Page and application data records:
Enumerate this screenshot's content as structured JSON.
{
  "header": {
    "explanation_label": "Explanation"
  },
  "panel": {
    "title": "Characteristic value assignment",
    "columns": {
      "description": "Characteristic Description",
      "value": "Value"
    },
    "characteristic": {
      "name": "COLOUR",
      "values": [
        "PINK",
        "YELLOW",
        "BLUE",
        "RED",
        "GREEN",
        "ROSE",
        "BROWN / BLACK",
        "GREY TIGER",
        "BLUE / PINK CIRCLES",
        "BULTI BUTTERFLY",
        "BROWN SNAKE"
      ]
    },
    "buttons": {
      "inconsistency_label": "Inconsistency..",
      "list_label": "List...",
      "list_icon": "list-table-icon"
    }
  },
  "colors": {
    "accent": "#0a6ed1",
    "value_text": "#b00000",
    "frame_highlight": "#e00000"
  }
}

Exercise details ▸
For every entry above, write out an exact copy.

Task result ▸
Enumerate this screenshot's content as structured JSON.
{
  "header": {
    "explanation_label": "Explanation"
  },
  "panel": {
    "title": "Characteristic value assignment",
    "columns": {
      "description": "Characteristic Description",
      "value": "Value"
    },
    "characteristic": {
      "name": "COLOUR",
      "values": [
        "PINK",
        "YELLOW",
        "BLUE",
        "RED",
        "GREEN",
        "ROSE",
        "BROWN / BLACK",
        "GREY TIGER",
        "BLUE / PINK CIRCLES",
        "BULTI BUTTERFLY",
        "BROWN SNAKE"
      ]
    },
    "buttons": {
      "inconsistency_label": "Inconsistency..",
      "list_label": "List...",
      "list_icon": "list-table-icon"
    }
  },
  "colors": {
    "accent": "#0a6ed1",
    "value_text": "#b00000",
    "frame_highlight": "#e00000"
  }
}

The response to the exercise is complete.